In this exercise, return the whole listing exactly, excluding any images.

[DATA FOR THE TASK — start]

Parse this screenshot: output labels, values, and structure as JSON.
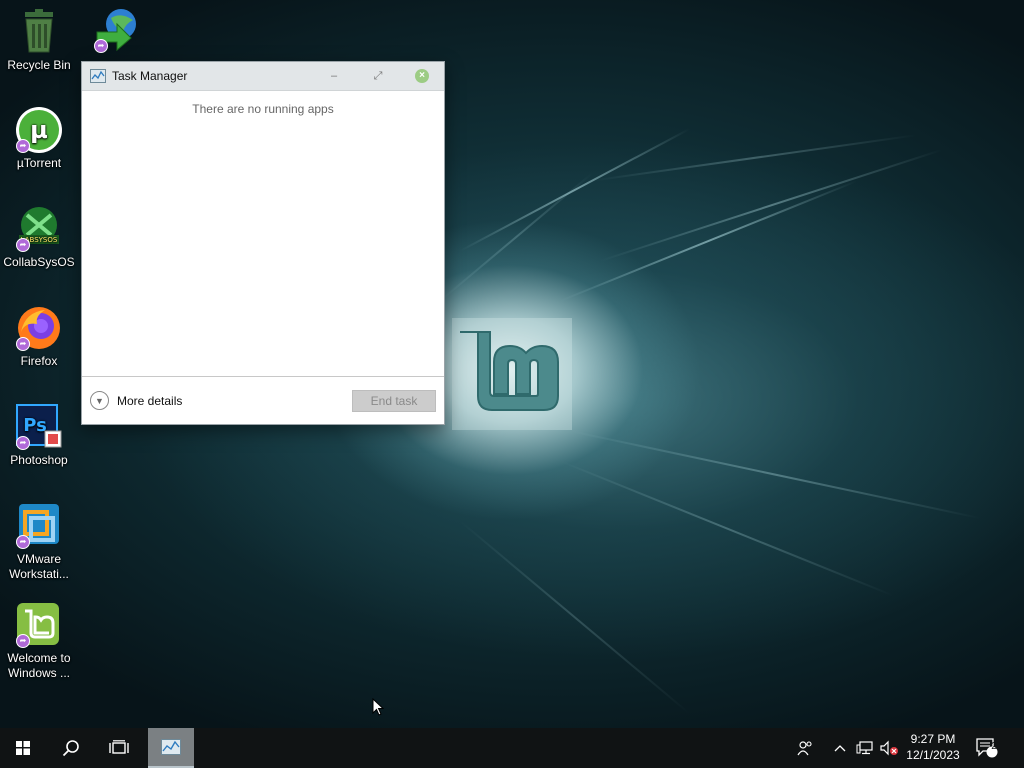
{
  "desktop": {
    "icons": [
      {
        "name": "recycle-bin",
        "label": "Recycle Bin"
      },
      {
        "name": "internet-download-manager",
        "label": ""
      },
      {
        "name": "utorrent",
        "label": "µTorrent"
      },
      {
        "name": "collabsysos",
        "label": "CollabSysOS",
        "badge_text": "LABSYSOS"
      },
      {
        "name": "firefox",
        "label": "Firefox"
      },
      {
        "name": "photoshop",
        "label": "Photoshop",
        "badge_text": "Ps"
      },
      {
        "name": "vmware-workstation",
        "label": "VMware Workstati..."
      },
      {
        "name": "welcome-to-windows",
        "label": "Welcome to Windows ..."
      }
    ]
  },
  "task_manager": {
    "title": "Task Manager",
    "minimize_glyph": "–",
    "maximize_glyph": "⤢",
    "close_glyph": "×",
    "empty_message": "There are no running apps",
    "more_details": "More details",
    "end_task": "End task",
    "end_task_enabled": false
  },
  "taskbar": {
    "start_icon": "windows-start-icon",
    "search_icon": "search-icon",
    "task_view_icon": "task-view-icon",
    "pinned_app": "task-manager",
    "tray": {
      "people_icon": "people-icon",
      "overflow_icon": "chevron-up-icon",
      "network_icon": "network-icon",
      "volume_icon": "volume-muted-icon"
    },
    "clock": {
      "time": "9:27 PM",
      "date": "12/1/2023"
    },
    "notifications_count": "2"
  },
  "colors": {
    "taskbar_bg": "#101314",
    "desktop_bg": "#0f2c33",
    "window_title_bg": "#e2e6e8",
    "close_button": "#9ccc84"
  }
}
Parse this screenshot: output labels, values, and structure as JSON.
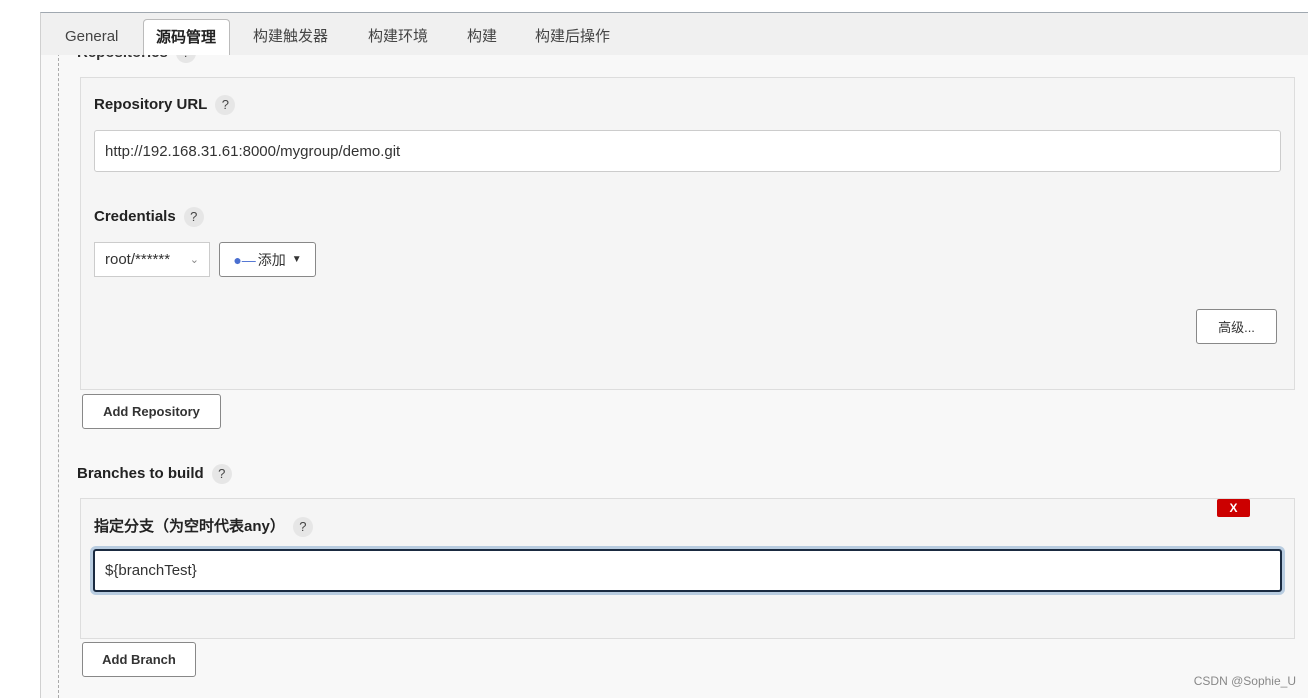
{
  "tabs": [
    {
      "label": "General"
    },
    {
      "label": "源码管理"
    },
    {
      "label": "构建触发器"
    },
    {
      "label": "构建环境"
    },
    {
      "label": "构建"
    },
    {
      "label": "构建后操作"
    }
  ],
  "repositories": {
    "label": "Repositories",
    "help": "?",
    "url_label": "Repository URL",
    "url_help": "?",
    "url_value": "http://192.168.31.61:8000/mygroup/demo.git",
    "credentials_label": "Credentials",
    "credentials_help": "?",
    "credentials_value": "root/******",
    "add_label": "添加",
    "advanced_label": "高级...",
    "add_repository_label": "Add Repository"
  },
  "branches": {
    "label": "Branches to build",
    "help": "?",
    "spec_label": "指定分支（为空时代表any）",
    "spec_help": "?",
    "spec_value": "${branchTest}",
    "delete_label": "X",
    "add_branch_label": "Add Branch"
  },
  "watermark": "CSDN @Sophie_U"
}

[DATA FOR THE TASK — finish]

• _ANSWER TO THE PROBLEM_:
Parse this screenshot: output labels, values, and structure as JSON.
{
  "desktop": {
    "icons": [
      {
        "name": "recycle-bin",
        "label": "Recycle Bin"
      },
      {
        "name": "internet-download-manager",
        "label": ""
      },
      {
        "name": "utorrent",
        "label": "µTorrent"
      },
      {
        "name": "collabsysos",
        "label": "CollabSysOS",
        "badge_text": "LABSYSOS"
      },
      {
        "name": "firefox",
        "label": "Firefox"
      },
      {
        "name": "photoshop",
        "label": "Photoshop",
        "badge_text": "Ps"
      },
      {
        "name": "vmware-workstation",
        "label": "VMware Workstati..."
      },
      {
        "name": "welcome-to-windows",
        "label": "Welcome to Windows ..."
      }
    ]
  },
  "task_manager": {
    "title": "Task Manager",
    "minimize_glyph": "–",
    "maximize_glyph": "⤢",
    "close_glyph": "×",
    "empty_message": "There are no running apps",
    "more_details": "More details",
    "end_task": "End task",
    "end_task_enabled": false
  },
  "taskbar": {
    "start_icon": "windows-start-icon",
    "search_icon": "search-icon",
    "task_view_icon": "task-view-icon",
    "pinned_app": "task-manager",
    "tray": {
      "people_icon": "people-icon",
      "overflow_icon": "chevron-up-icon",
      "network_icon": "network-icon",
      "volume_icon": "volume-muted-icon"
    },
    "clock": {
      "time": "9:27 PM",
      "date": "12/1/2023"
    },
    "notifications_count": "2"
  },
  "colors": {
    "taskbar_bg": "#101314",
    "desktop_bg": "#0f2c33",
    "window_title_bg": "#e2e6e8",
    "close_button": "#9ccc84"
  }
}
Parse this screenshot: output labels, values, and structure as JSON.
{
  "tabs": [
    {
      "label": "General"
    },
    {
      "label": "源码管理"
    },
    {
      "label": "构建触发器"
    },
    {
      "label": "构建环境"
    },
    {
      "label": "构建"
    },
    {
      "label": "构建后操作"
    }
  ],
  "repositories": {
    "label": "Repositories",
    "help": "?",
    "url_label": "Repository URL",
    "url_help": "?",
    "url_value": "http://192.168.31.61:8000/mygroup/demo.git",
    "credentials_label": "Credentials",
    "credentials_help": "?",
    "credentials_value": "root/******",
    "add_label": "添加",
    "advanced_label": "高级...",
    "add_repository_label": "Add Repository"
  },
  "branches": {
    "label": "Branches to build",
    "help": "?",
    "spec_label": "指定分支（为空时代表any）",
    "spec_help": "?",
    "spec_value": "${branchTest}",
    "delete_label": "X",
    "add_branch_label": "Add Branch"
  },
  "watermark": "CSDN @Sophie_U"
}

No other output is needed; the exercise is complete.